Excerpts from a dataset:
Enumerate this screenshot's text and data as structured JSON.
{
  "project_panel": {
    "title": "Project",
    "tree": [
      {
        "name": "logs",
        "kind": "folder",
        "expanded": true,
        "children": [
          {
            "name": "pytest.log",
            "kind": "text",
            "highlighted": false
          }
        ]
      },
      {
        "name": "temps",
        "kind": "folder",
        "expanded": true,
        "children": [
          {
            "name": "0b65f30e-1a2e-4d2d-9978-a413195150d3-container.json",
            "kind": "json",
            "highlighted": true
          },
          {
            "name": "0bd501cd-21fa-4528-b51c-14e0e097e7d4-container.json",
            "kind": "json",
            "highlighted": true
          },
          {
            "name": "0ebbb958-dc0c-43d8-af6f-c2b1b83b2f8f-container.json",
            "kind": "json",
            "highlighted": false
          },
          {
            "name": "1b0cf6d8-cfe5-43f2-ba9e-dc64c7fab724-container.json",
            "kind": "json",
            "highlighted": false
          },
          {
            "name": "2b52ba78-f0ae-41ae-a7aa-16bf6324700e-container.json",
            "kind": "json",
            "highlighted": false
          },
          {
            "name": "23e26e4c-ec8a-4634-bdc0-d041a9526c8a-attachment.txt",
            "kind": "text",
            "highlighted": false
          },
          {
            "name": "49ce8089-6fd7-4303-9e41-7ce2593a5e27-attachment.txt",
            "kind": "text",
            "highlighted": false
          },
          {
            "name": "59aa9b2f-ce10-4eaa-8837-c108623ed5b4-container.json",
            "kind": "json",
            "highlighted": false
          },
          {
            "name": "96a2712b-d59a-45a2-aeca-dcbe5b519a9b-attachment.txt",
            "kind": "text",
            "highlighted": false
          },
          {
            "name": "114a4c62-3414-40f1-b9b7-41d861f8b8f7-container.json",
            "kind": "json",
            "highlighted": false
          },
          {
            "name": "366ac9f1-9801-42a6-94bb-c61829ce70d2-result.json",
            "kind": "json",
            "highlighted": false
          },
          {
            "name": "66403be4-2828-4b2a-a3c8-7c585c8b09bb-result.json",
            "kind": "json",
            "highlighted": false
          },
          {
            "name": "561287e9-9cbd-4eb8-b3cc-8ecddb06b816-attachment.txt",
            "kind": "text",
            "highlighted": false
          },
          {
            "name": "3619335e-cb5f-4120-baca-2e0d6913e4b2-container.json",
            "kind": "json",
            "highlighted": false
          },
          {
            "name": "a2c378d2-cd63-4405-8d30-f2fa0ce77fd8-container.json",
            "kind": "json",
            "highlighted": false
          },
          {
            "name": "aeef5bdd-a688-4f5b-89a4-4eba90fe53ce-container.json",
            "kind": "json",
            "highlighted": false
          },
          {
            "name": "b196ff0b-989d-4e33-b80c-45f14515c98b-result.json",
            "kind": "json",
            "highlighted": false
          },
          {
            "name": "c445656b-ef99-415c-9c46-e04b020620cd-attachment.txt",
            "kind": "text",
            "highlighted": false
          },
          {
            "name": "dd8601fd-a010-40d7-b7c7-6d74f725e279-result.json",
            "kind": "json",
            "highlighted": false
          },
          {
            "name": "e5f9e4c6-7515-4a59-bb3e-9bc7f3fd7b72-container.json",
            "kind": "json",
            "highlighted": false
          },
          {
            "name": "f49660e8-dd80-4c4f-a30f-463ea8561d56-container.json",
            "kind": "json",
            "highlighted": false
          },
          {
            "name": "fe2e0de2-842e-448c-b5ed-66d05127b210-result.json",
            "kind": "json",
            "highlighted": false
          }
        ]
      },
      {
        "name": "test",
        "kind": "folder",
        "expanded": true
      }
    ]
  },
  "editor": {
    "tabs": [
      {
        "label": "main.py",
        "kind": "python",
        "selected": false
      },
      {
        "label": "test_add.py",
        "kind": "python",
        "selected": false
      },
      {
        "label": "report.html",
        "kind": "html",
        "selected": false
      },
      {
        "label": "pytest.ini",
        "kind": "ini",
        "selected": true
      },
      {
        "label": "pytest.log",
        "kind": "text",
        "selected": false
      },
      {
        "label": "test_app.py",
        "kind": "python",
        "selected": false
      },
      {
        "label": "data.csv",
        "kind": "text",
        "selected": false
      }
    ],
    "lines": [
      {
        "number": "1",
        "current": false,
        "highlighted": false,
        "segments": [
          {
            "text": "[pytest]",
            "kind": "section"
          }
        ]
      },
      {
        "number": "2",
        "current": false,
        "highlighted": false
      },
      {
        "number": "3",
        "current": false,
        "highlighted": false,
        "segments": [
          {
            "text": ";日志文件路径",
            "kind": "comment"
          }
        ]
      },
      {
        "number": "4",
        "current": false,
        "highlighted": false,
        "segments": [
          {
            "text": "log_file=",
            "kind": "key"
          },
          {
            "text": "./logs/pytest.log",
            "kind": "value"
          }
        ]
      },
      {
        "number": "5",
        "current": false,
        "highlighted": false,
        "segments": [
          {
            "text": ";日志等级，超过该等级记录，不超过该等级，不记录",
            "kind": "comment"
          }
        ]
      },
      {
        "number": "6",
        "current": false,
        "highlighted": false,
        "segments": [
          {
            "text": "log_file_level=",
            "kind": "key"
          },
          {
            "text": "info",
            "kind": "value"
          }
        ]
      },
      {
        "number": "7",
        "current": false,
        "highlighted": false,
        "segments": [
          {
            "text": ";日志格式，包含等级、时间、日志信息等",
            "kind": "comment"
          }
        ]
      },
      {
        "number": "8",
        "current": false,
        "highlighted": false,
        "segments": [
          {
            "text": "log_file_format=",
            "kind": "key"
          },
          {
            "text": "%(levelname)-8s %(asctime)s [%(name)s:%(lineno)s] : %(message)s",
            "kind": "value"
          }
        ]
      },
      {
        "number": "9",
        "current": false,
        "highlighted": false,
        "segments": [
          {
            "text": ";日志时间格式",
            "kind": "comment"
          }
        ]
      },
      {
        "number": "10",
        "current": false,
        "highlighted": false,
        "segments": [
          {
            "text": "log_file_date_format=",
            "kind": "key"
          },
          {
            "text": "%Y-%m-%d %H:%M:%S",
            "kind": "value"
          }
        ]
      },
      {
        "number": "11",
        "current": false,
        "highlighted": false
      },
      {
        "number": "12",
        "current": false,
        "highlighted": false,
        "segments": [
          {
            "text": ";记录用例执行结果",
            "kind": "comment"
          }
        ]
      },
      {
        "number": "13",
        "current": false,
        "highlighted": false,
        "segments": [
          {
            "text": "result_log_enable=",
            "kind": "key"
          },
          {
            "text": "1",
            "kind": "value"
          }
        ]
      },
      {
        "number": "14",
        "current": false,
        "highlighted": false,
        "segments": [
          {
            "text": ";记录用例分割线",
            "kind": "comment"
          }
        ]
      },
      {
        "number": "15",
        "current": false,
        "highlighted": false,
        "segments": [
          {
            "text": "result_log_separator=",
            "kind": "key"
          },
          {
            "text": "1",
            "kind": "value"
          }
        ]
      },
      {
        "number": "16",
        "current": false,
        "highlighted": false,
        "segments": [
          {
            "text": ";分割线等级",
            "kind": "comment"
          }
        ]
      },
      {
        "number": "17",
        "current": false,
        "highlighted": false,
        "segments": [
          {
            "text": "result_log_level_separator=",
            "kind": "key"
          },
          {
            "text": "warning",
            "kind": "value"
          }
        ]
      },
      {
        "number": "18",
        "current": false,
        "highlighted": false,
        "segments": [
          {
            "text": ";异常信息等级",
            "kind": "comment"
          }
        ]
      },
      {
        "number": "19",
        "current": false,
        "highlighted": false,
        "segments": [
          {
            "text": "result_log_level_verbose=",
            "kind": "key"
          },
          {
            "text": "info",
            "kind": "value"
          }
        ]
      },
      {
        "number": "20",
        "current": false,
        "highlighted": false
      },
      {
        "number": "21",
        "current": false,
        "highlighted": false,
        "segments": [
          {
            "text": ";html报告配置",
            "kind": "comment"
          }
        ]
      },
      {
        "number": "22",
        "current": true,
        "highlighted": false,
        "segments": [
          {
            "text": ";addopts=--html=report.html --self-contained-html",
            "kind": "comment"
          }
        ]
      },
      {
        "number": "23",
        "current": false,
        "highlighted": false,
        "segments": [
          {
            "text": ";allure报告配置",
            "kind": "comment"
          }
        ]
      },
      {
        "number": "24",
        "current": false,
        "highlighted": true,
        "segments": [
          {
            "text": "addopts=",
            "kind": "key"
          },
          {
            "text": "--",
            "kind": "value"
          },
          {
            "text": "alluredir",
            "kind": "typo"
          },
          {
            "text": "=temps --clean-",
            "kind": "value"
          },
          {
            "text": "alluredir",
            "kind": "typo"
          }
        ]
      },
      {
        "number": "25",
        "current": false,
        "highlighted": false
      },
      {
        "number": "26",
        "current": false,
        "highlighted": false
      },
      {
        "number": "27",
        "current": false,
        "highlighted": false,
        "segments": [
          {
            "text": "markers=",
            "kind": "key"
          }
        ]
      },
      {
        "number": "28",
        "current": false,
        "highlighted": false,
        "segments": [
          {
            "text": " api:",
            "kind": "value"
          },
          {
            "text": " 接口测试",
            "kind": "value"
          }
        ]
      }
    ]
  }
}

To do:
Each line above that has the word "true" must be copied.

Solution for this task:
        "expanded": true,
        "expanded": true,
            "highlighted": true
            "highlighted": true
        "expanded": true
        "selected": true
        "current": true,
        "highlighted": true,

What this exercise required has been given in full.